the agriculturist

Pushing the Envelopegraph

Story by Laurie Bellah-Strebeck and Photo by USDA


The world population is expected to increase by 50 percent in the next 40 years. This means more mouths to feed, with no new land for crops to feed them. Farmland is being developed every day and water resources are being depleted. There are currently not enough young people going into production agriculture to replace those who are retiring. With all these negative pressures, how will agricultural producers feed the growing world?

In 1940, one American farmer was only producing enough to feed and clothe 19 people, according to the Texas Tech University College of Agricultural Sciences and Natural Resources website. Today, one American farmer alone feeds and clothes approximately 145 people in the United States.  If exports are included into these statistics, each American farmer actually feeds and clothes 200 people. How have such extreme leaps been made in production agriculture thus far?

Eduardo Segarra, Ph.D., is the department chair for the Department of Agricultural and Applied Economics at Texas Tech.
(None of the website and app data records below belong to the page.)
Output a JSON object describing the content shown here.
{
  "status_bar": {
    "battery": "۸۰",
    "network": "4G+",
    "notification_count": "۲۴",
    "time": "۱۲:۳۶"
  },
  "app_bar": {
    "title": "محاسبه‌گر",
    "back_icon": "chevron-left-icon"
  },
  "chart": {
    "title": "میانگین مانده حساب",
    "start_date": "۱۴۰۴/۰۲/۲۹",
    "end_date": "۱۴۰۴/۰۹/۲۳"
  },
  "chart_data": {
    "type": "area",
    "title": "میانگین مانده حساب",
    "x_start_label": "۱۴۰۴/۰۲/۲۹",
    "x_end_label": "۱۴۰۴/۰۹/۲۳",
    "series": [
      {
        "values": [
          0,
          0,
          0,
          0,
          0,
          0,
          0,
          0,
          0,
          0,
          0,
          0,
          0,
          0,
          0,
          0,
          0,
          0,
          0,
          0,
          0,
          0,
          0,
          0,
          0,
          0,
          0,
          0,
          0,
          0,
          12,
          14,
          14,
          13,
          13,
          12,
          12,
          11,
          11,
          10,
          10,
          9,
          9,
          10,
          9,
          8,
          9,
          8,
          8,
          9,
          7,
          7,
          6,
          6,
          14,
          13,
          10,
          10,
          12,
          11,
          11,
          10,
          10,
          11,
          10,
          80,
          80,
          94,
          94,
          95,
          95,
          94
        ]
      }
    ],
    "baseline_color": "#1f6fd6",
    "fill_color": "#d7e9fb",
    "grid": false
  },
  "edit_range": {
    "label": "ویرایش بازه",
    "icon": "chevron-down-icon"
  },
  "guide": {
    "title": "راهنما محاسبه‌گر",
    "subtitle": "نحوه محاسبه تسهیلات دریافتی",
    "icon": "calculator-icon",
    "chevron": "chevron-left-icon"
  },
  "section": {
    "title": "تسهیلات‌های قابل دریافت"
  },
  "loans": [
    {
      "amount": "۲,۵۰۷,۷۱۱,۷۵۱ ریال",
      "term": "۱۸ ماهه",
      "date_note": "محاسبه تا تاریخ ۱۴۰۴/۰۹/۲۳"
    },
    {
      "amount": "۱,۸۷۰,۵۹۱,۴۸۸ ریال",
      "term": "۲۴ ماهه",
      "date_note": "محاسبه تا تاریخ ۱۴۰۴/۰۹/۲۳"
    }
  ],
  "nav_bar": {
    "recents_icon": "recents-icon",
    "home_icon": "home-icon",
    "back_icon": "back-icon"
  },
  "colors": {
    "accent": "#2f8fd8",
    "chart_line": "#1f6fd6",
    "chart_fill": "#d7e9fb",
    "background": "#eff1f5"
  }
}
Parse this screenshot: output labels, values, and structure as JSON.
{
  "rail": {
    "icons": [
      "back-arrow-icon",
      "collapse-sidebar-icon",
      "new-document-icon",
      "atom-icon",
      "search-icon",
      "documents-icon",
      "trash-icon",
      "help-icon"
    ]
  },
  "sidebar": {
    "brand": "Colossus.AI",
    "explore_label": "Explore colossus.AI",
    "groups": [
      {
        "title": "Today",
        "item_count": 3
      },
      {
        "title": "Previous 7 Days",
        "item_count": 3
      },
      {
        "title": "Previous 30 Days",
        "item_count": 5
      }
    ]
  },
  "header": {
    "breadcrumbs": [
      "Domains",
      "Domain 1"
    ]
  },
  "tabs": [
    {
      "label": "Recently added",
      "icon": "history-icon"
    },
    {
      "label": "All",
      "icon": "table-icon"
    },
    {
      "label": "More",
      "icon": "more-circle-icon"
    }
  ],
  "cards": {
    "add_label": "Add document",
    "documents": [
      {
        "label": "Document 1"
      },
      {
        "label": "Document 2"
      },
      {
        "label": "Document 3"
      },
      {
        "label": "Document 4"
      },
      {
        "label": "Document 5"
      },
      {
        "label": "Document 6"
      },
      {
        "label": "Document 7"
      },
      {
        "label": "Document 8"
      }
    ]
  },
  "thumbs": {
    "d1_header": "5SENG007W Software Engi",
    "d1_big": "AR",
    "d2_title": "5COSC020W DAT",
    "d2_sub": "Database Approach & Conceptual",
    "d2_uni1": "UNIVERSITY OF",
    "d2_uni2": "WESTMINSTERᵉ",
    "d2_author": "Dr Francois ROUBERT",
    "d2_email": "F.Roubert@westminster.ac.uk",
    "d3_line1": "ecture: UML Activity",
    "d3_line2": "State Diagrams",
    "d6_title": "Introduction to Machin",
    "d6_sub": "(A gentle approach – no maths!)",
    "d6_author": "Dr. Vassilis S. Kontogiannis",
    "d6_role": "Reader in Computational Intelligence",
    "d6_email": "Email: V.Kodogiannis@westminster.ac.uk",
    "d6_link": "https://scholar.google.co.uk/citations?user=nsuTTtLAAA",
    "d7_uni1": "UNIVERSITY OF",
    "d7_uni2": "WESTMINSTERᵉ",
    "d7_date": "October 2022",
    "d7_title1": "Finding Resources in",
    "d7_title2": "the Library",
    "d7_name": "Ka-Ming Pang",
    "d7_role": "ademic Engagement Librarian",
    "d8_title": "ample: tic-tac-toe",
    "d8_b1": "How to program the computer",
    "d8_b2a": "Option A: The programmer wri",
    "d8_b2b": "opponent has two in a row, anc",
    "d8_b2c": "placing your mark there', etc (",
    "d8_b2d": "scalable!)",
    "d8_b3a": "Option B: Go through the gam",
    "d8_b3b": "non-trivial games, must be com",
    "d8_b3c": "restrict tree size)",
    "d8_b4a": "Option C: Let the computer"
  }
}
To the questions how to feed the growing world and how such extreme leaps have been made in agriculture, Segarra said the answer is one in the same.

“There is no doubt that technological progress is the single most important factor in agriculture,” Segarra said.
Segarra explained that technological progress is not something that just happens. It has to be planned, funded and researched, strategized and applied. 

Over the next four decades, major steps will have to be made to ensure the world’s population is fed. Research for better plant varieties, production of more efficient equipment and the continuing education of producers are just a few important aspects in increasing agriculture production.

One of the most important and obvious technological changes needed is to increase crop yield. According to the United States Department of Agriculture, 40 years ago the average corn yield was 88.1 bushels per acre. Today, the average corn yield is 152.8 bushels per acre.

Layne Strebeck, senior in agricultural and applied economics, is well aware of the importance of technology in agriculture and is excited to return back to the farm after graduation.

“Obviously, technology is present in agriculture,” Strebeck said. “My granddad farmed with a mule-drawn plow. Now, I’m checking my irrigation sprinklers on my iPhone.”

Strebeck and Segarra agreed that agriculture is the most proactive industry in the world, but producers will have to continuously be willing to adapt to technological changes over time.

“It is very important that we are aware of the fact that we need to keep pushing the envelope,” Segarra said.

Agricultural scientists and researchers are not the only people needed to discover how to feed the growing world. It might be in the form of better educational programs or input from producers. Segarra said that feeding the growing world really involves everyone related to agriculture.

“We know what the population is going to be,” Segarra said, “We know they are going to eat, and we know what we are going to have to produce. We just have to find a way to do it.”